### About this exercise
Everything in the records except the pictures needs to be printed again exactly.

### Given data
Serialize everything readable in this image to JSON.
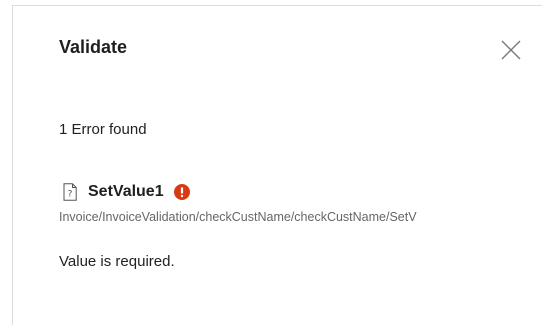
{
  "dialog": {
    "title": "Validate",
    "close_icon": "close-icon"
  },
  "summary": "1 Error found",
  "errors": [
    {
      "icon": "document-question-icon",
      "name": "SetValue1",
      "status_icon": "error-icon",
      "status_color": "#d93a14",
      "path": "Invoice/InvoiceValidation/checkCustName/checkCustName/SetV",
      "message": "Value is required."
    }
  ]
}
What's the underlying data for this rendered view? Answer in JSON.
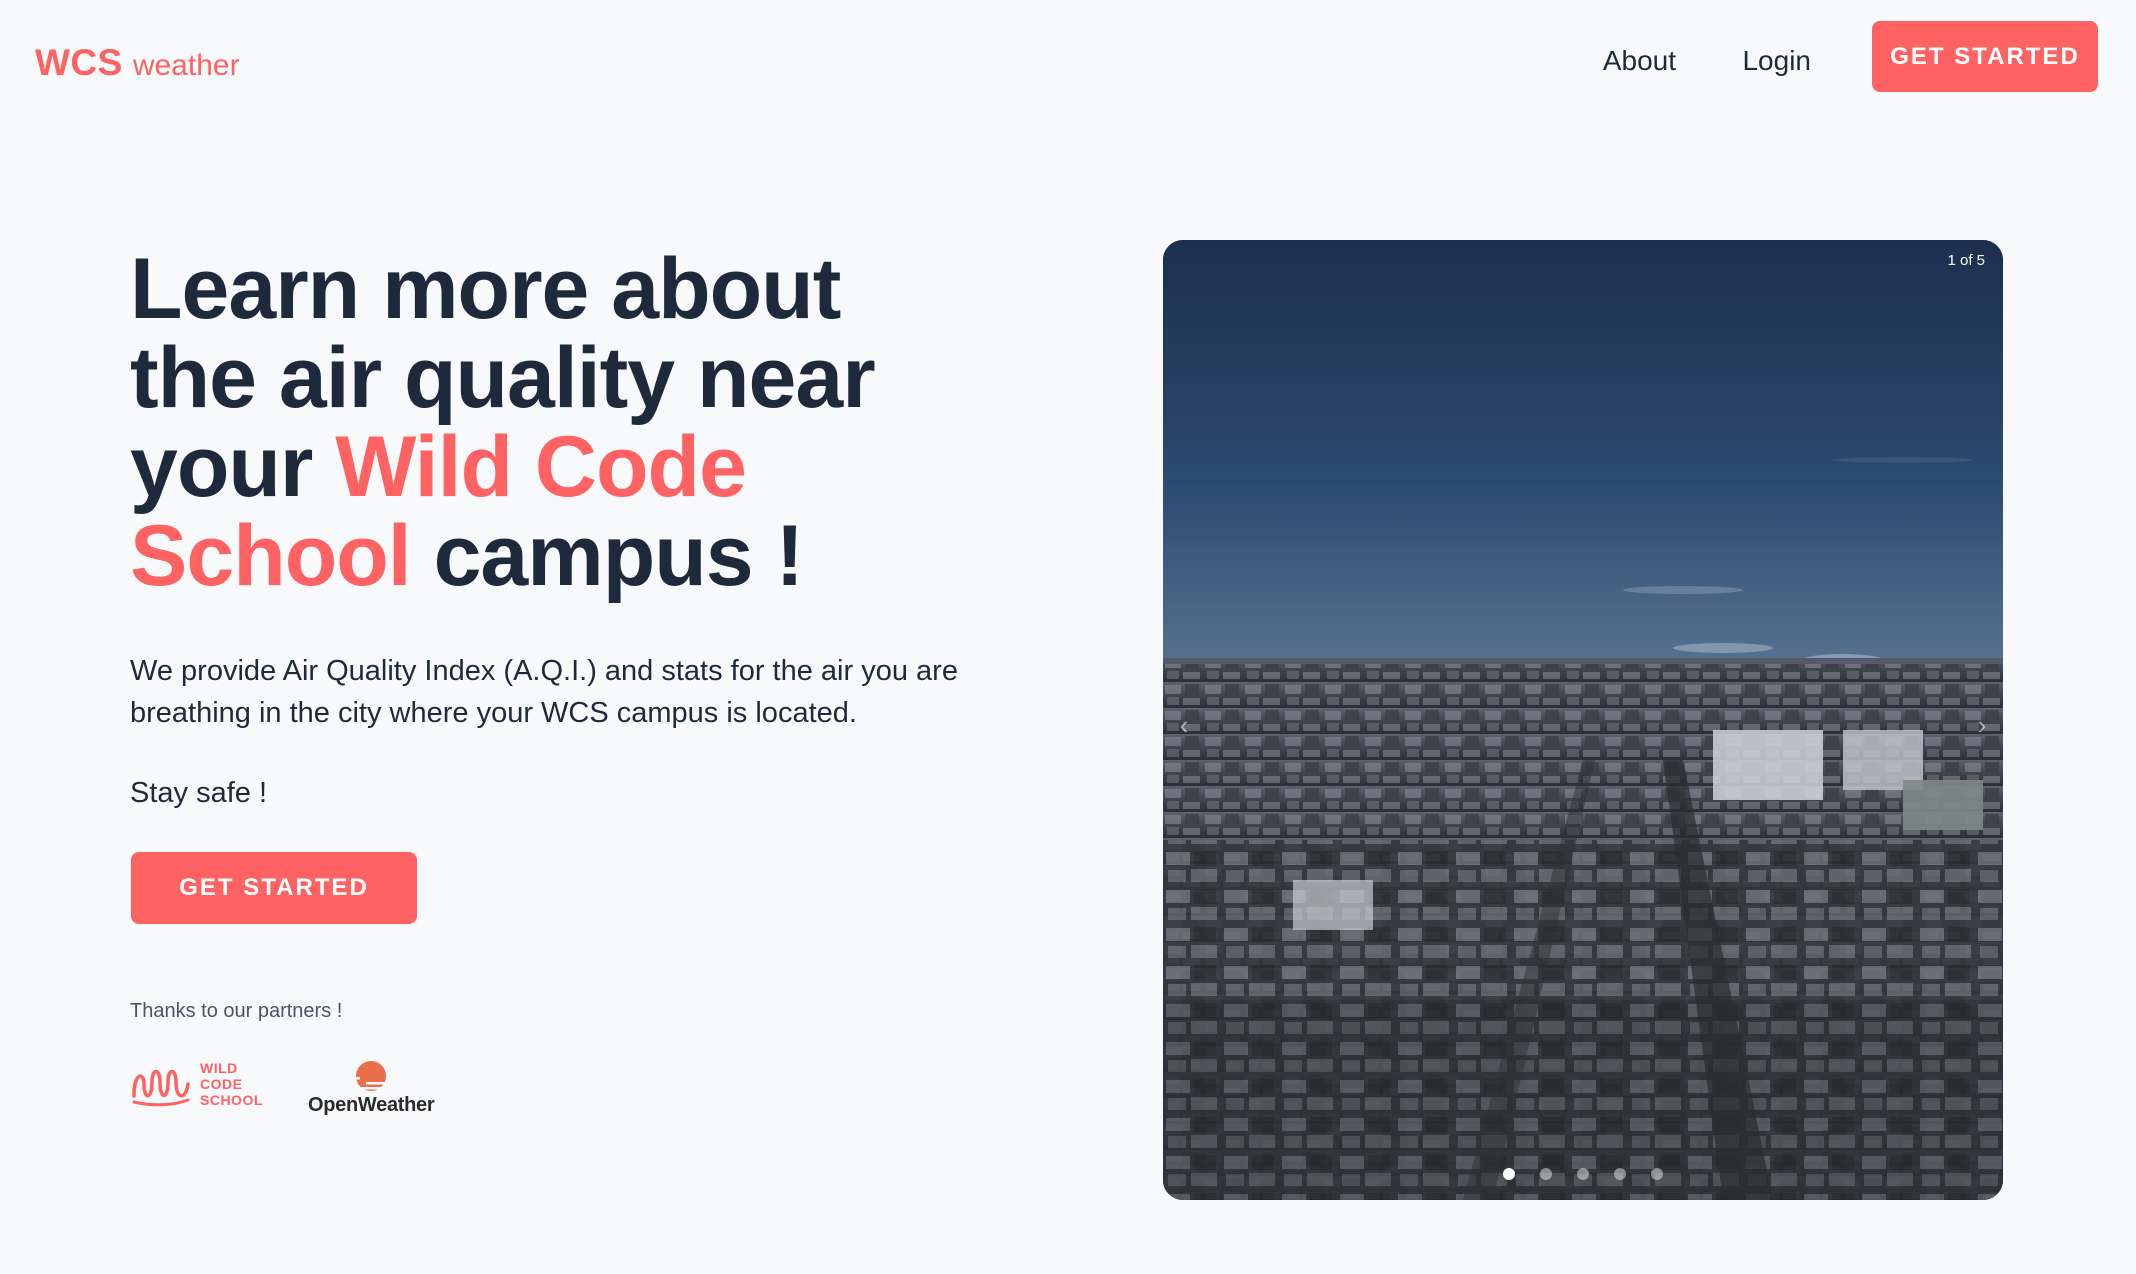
{
  "header": {
    "logo_brand": "WCS",
    "logo_sub": "weather",
    "nav_about": "About",
    "nav_login": "Login",
    "cta_label": "GET STARTED"
  },
  "hero": {
    "title_part1": "Learn more about the air quality near your ",
    "title_accent": "Wild Code School",
    "title_part2": " campus !",
    "description": "We provide Air Quality Index (A.Q.I.) and stats for the air you are breathing in the city where your WCS campus is located.",
    "stay_safe": "Stay safe !",
    "cta_label": "GET STARTED"
  },
  "partners": {
    "label": "Thanks to our partners !",
    "wcs_line1": "WILD",
    "wcs_line2": "CODE",
    "wcs_line3": "SCHOOL",
    "openweather": "OpenWeather"
  },
  "carousel": {
    "counter": "1 of 5",
    "prev_icon": "chevron-left-icon",
    "next_icon": "chevron-right-icon",
    "slide_count": 5,
    "active_index": 0
  },
  "colors": {
    "accent": "#fe6262",
    "text": "#1e2a3b",
    "background": "#f8f9fb"
  }
}
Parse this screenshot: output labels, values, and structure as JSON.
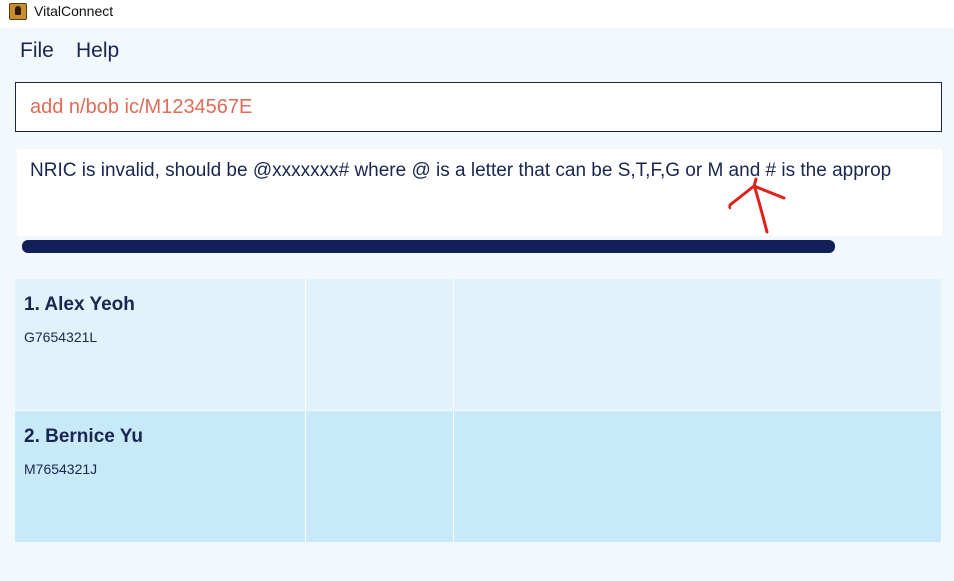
{
  "window": {
    "title": "VitalConnect",
    "icon": "address-book-icon"
  },
  "menu": {
    "items": [
      "File",
      "Help"
    ]
  },
  "command": {
    "value": "add n/bob ic/M1234567E",
    "color": "#e06b57"
  },
  "result": {
    "message": "NRIC is invalid, should be @xxxxxxx# where @ is a letter that can be S,T,F,G or M and # is the approp"
  },
  "persons": [
    {
      "index_name": "1. Alex Yeoh",
      "nric": "G7654321L"
    },
    {
      "index_name": "2. Bernice Yu",
      "nric": "M7654321J"
    }
  ],
  "colors": {
    "primary_text": "#1a2550",
    "scrollbar": "#12205a",
    "card_odd": "#e1f2fb",
    "card_even": "#c8e9f8",
    "annotation": "#e0201a"
  }
}
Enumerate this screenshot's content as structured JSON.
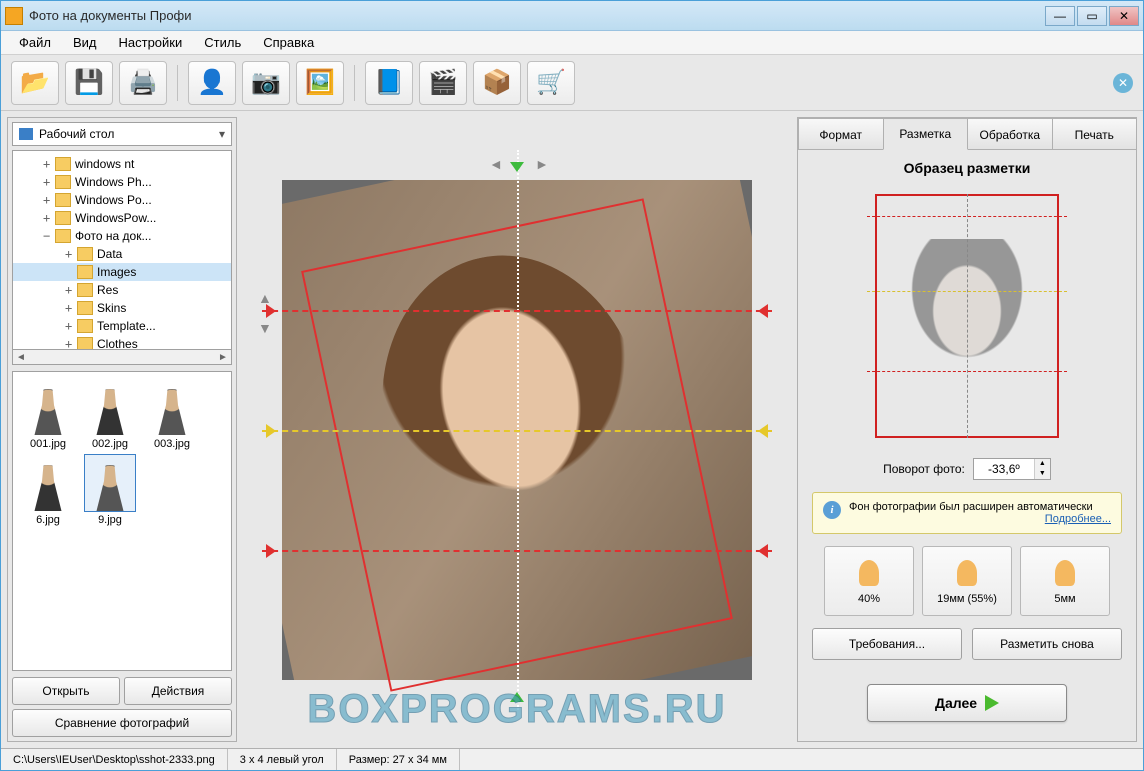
{
  "title": "Фото на документы Профи",
  "menu": [
    "Файл",
    "Вид",
    "Настройки",
    "Стиль",
    "Справка"
  ],
  "toolbar_icons": [
    "folder-open-icon",
    "save-icon",
    "print-icon",
    "user-add-icon",
    "camera-icon",
    "image-settings-icon",
    "help-icon",
    "video-icon",
    "package-icon",
    "cart-icon"
  ],
  "combo": "Рабочий стол",
  "tree": [
    {
      "lvl": 1,
      "exp": "+",
      "label": "windows nt"
    },
    {
      "lvl": 1,
      "exp": "+",
      "label": "Windows Ph..."
    },
    {
      "lvl": 1,
      "exp": "+",
      "label": "Windows Po..."
    },
    {
      "lvl": 1,
      "exp": "+",
      "label": "WindowsPow..."
    },
    {
      "lvl": 1,
      "exp": "−",
      "label": "Фото на док..."
    },
    {
      "lvl": 2,
      "exp": "+",
      "label": "Data"
    },
    {
      "lvl": 2,
      "exp": "",
      "label": "Images",
      "sel": true
    },
    {
      "lvl": 2,
      "exp": "+",
      "label": "Res"
    },
    {
      "lvl": 2,
      "exp": "+",
      "label": "Skins"
    },
    {
      "lvl": 2,
      "exp": "+",
      "label": "Template..."
    },
    {
      "lvl": 2,
      "exp": "+",
      "label": "Clothes"
    }
  ],
  "thumbs": [
    "001.jpg",
    "002.jpg",
    "003.jpg",
    "6.jpg",
    "9.jpg"
  ],
  "thumb_selected": 4,
  "left_buttons": {
    "open": "Открыть",
    "actions": "Действия",
    "compare": "Сравнение фотографий"
  },
  "tabs": [
    "Формат",
    "Разметка",
    "Обработка",
    "Печать"
  ],
  "active_tab": 1,
  "section_title": "Образец разметки",
  "rotation": {
    "label": "Поворот фото:",
    "value": "-33,6º"
  },
  "info": {
    "text": "Фон фотографии был расширен автоматически",
    "link": "Подробнее..."
  },
  "metrics": [
    {
      "icon": "head-size-icon",
      "label": "40%"
    },
    {
      "icon": "head-top-icon",
      "label": "19мм (55%)"
    },
    {
      "icon": "head-width-icon",
      "label": "5мм"
    }
  ],
  "actions": {
    "req": "Требования...",
    "remark": "Разметить снова",
    "next": "Далее"
  },
  "status": {
    "path": "C:\\Users\\IEUser\\Desktop\\sshot-2333.png",
    "corner": "3 x 4 левый угол",
    "size": "Размер: 27 x 34 мм"
  },
  "watermark": "BOXPROGRAMS.RU"
}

### Answer to the problem
Serialize everything readable in this image to JSON.
{
  "dialog": {
    "title": "Validate",
    "close_icon": "close-icon"
  },
  "summary": "1 Error found",
  "errors": [
    {
      "icon": "document-question-icon",
      "name": "SetValue1",
      "status_icon": "error-icon",
      "status_color": "#d93a14",
      "path": "Invoice/InvoiceValidation/checkCustName/checkCustName/SetV",
      "message": "Value is required."
    }
  ]
}
What's the underlying data for this rendered view? Answer in JSON.
{
  "header": {
    "logo_brand": "WCS",
    "logo_sub": "weather",
    "nav_about": "About",
    "nav_login": "Login",
    "cta_label": "GET STARTED"
  },
  "hero": {
    "title_part1": "Learn more about the air quality near your ",
    "title_accent": "Wild Code School",
    "title_part2": " campus !",
    "description": "We provide Air Quality Index (A.Q.I.) and stats for the air you are breathing in the city where your WCS campus is located.",
    "stay_safe": "Stay safe !",
    "cta_label": "GET STARTED"
  },
  "partners": {
    "label": "Thanks to our partners !",
    "wcs_line1": "WILD",
    "wcs_line2": "CODE",
    "wcs_line3": "SCHOOL",
    "openweather": "OpenWeather"
  },
  "carousel": {
    "counter": "1 of 5",
    "prev_icon": "chevron-left-icon",
    "next_icon": "chevron-right-icon",
    "slide_count": 5,
    "active_index": 0
  },
  "colors": {
    "accent": "#fe6262",
    "text": "#1e2a3b",
    "background": "#f8f9fb"
  }
}
Parse this screenshot: output labels, values, and structure as JSON.
{
  "window": {
    "title": "VitalConnect",
    "icon": "address-book-icon"
  },
  "menu": {
    "items": [
      "File",
      "Help"
    ]
  },
  "command": {
    "value": "add n/bob ic/M1234567E",
    "color": "#e06b57"
  },
  "result": {
    "message": "NRIC is invalid, should be @xxxxxxx# where @ is a letter that can be S,T,F,G or M and # is the approp"
  },
  "persons": [
    {
      "index_name": "1. Alex Yeoh",
      "nric": "G7654321L"
    },
    {
      "index_name": "2. Bernice Yu",
      "nric": "M7654321J"
    }
  ],
  "colors": {
    "primary_text": "#1a2550",
    "scrollbar": "#12205a",
    "card_odd": "#e1f2fb",
    "card_even": "#c8e9f8",
    "annotation": "#e0201a"
  }
}
Enumerate this screenshot's content as structured JSON.
{
  "title": "Фото на документы Профи",
  "menu": [
    "Файл",
    "Вид",
    "Настройки",
    "Стиль",
    "Справка"
  ],
  "toolbar_icons": [
    "folder-open-icon",
    "save-icon",
    "print-icon",
    "user-add-icon",
    "camera-icon",
    "image-settings-icon",
    "help-icon",
    "video-icon",
    "package-icon",
    "cart-icon"
  ],
  "combo": "Рабочий стол",
  "tree": [
    {
      "lvl": 1,
      "exp": "+",
      "label": "windows nt"
    },
    {
      "lvl": 1,
      "exp": "+",
      "label": "Windows Ph..."
    },
    {
      "lvl": 1,
      "exp": "+",
      "label": "Windows Po..."
    },
    {
      "lvl": 1,
      "exp": "+",
      "label": "WindowsPow..."
    },
    {
      "lvl": 1,
      "exp": "−",
      "label": "Фото на док..."
    },
    {
      "lvl": 2,
      "exp": "+",
      "label": "Data"
    },
    {
      "lvl": 2,
      "exp": "",
      "label": "Images",
      "sel": true
    },
    {
      "lvl": 2,
      "exp": "+",
      "label": "Res"
    },
    {
      "lvl": 2,
      "exp": "+",
      "label": "Skins"
    },
    {
      "lvl": 2,
      "exp": "+",
      "label": "Template..."
    },
    {
      "lvl": 2,
      "exp": "+",
      "label": "Clothes"
    }
  ],
  "thumbs": [
    "001.jpg",
    "002.jpg",
    "003.jpg",
    "6.jpg",
    "9.jpg"
  ],
  "thumb_selected": 4,
  "left_buttons": {
    "open": "Открыть",
    "actions": "Действия",
    "compare": "Сравнение фотографий"
  },
  "tabs": [
    "Формат",
    "Разметка",
    "Обработка",
    "Печать"
  ],
  "active_tab": 1,
  "section_title": "Образец разметки",
  "rotation": {
    "label": "Поворот фото:",
    "value": "-33,6º"
  },
  "info": {
    "text": "Фон фотографии был расширен автоматически",
    "link": "Подробнее..."
  },
  "metrics": [
    {
      "icon": "head-size-icon",
      "label": "40%"
    },
    {
      "icon": "head-top-icon",
      "label": "19мм (55%)"
    },
    {
      "icon": "head-width-icon",
      "label": "5мм"
    }
  ],
  "actions": {
    "req": "Требования...",
    "remark": "Разметить снова",
    "next": "Далее"
  },
  "status": {
    "path": "C:\\Users\\IEUser\\Desktop\\sshot-2333.png",
    "corner": "3 x 4 левый угол",
    "size": "Размер: 27 x 34 мм"
  },
  "watermark": "BOXPROGRAMS.RU"
}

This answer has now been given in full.